◆ EXERCISE DETAILS ◆
Looking only at the lines below that contain "Sales", give the number of them and no other text.

◆ PROVIDED MATERIAL ◆
--- START ---

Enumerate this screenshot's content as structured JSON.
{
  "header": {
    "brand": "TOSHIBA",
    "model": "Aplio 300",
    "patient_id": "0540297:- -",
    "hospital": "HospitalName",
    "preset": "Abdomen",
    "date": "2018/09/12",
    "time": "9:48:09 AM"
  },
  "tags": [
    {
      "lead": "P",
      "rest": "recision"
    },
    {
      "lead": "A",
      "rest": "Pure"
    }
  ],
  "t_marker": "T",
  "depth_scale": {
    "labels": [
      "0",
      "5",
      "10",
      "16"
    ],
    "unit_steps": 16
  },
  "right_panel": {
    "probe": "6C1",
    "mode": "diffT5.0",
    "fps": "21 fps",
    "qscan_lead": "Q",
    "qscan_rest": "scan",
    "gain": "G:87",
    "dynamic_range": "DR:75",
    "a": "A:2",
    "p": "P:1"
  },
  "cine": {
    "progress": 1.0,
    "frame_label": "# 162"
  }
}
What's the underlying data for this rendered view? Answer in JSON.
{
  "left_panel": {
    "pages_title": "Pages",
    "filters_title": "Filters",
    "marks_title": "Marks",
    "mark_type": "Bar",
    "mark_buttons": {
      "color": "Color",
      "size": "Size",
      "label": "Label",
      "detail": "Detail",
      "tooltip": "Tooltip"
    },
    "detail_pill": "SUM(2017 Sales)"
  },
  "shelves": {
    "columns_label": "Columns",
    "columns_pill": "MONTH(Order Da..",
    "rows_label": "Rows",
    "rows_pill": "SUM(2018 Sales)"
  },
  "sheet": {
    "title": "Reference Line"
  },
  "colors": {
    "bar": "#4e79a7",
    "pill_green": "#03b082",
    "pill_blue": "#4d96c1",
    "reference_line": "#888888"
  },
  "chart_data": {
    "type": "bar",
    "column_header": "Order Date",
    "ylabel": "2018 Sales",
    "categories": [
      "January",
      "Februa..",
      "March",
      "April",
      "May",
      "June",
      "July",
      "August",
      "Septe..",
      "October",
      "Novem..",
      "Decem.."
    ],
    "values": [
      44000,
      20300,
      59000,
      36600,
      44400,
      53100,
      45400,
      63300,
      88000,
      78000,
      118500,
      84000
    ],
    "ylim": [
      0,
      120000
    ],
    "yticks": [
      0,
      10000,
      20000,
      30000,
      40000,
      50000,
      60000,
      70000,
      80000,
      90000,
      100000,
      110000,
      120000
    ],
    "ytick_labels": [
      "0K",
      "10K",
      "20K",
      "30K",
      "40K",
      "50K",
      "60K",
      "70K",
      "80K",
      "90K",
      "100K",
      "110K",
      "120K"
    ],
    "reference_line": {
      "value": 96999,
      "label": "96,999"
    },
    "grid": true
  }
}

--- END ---

◆ PROBLEM SOLUTION ◆
3